9 p.m., March 22
Court: Americans with Disabilities Act Not a Medical Marijuana Defense
California medical marijuana advocates were dealt a blow recently by the Ninth Circuit Court of Appeals, which has ruled that cannabis use is not protected by the Americans with Disabilities Act.
The ruling affirmed bans on cannabis dispensary bans on two Orange County cities, Costa Mesa and Lake Forest, and would appear to provide protections to other cities that have also imposed blanket bans on medical marijuana, including Imperial Beach, where the San Diego chapter of cannabis advocacy group Americans for Safe Access is pushing for a ballot proposal that would allow dispensaries to operate within city limits.
“We recognize that the plaintiffs are gravely ill, and that their request for ADA relief implicates not only their right to live comfortably, but also their basic human dignity,” writes judge Raymond Fisher in the ruling. “Congress has made clear, however, that the ADA defines 'illegal drug use' by reference to federal, rather than state, law, and federal law does not authorize the plaintiffs' medical marijuana use. We therefore necessarily conclude that the plaintiffs' medical marijuana use is not protected by the ADA.”

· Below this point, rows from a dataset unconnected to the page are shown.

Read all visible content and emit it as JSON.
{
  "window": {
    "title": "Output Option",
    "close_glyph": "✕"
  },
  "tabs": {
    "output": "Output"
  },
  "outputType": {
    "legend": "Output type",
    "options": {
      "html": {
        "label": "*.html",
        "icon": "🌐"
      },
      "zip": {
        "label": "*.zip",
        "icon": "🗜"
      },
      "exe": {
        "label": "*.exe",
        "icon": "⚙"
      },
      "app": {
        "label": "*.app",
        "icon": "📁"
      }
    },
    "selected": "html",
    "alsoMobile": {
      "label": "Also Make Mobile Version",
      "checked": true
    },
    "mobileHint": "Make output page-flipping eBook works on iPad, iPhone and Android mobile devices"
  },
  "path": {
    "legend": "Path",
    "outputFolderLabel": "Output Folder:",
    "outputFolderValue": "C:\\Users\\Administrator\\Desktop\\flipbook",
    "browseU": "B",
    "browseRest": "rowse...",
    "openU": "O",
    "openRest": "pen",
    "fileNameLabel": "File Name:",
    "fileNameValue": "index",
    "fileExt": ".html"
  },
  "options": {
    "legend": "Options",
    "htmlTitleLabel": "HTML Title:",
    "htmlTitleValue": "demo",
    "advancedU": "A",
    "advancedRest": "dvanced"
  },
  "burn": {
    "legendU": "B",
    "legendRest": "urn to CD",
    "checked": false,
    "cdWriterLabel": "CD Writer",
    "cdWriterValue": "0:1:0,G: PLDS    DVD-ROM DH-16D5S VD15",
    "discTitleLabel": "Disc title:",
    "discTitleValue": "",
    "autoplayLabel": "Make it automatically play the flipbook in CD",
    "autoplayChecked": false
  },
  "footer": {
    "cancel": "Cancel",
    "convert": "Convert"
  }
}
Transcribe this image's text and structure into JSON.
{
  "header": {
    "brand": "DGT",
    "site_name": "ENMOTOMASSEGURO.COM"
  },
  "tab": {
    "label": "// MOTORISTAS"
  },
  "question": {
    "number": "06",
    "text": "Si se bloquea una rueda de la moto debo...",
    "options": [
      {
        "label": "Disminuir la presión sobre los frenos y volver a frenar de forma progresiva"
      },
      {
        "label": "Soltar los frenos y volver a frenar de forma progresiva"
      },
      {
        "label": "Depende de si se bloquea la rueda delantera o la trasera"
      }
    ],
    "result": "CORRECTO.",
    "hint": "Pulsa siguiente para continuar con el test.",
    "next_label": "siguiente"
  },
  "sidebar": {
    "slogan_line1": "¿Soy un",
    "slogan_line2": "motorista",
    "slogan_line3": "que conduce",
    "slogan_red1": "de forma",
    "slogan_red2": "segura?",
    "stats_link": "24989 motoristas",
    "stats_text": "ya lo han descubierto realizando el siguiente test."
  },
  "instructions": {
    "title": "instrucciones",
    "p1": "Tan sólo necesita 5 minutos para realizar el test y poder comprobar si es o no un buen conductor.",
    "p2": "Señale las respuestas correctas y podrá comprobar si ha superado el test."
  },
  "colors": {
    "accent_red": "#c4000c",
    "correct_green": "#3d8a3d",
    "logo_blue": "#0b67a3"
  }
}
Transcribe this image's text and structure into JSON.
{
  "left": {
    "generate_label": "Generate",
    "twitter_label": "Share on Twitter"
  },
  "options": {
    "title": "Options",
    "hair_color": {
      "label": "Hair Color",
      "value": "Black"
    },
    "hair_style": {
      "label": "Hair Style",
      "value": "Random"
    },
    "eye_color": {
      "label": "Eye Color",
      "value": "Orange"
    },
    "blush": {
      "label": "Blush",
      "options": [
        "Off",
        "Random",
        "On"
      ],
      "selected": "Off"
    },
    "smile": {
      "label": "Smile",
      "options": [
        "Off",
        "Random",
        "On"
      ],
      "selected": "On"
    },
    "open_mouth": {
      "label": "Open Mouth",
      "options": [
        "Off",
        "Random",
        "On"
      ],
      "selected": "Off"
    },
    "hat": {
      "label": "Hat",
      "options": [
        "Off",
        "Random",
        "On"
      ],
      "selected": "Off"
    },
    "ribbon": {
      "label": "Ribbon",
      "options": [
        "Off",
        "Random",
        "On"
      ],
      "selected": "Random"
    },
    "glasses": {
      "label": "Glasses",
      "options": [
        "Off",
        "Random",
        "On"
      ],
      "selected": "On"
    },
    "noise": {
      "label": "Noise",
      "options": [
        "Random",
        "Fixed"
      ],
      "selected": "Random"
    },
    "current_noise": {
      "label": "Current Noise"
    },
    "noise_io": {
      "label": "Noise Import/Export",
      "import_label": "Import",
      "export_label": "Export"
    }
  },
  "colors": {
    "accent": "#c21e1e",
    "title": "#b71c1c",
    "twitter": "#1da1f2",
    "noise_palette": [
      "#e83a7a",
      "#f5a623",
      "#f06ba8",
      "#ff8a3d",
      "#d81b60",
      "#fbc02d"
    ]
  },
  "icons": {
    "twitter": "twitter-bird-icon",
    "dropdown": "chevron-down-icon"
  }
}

“It indicates that a person who is currently using drugs in an illegal manner under federal law is not disabled,” attorney James Touchstone, representing the city of Costa Mesa on the ruling, told Courthouse News Service.
More like this:
- Watch it, bud — Aug. 15, 2014
- State Supreme Court grants cities the authority to ban Medical Marijuana dispensaries — May 6, 2013
- Medical marijuana co-op manager's conviction overturned — Oct. 25, 2012
- Former Medical Marijuana Dispensary Manager Files Appeal — Nov. 23, 2011
- Marijuana Advocacy Group Sues Obama Administration — Oct. 27, 2011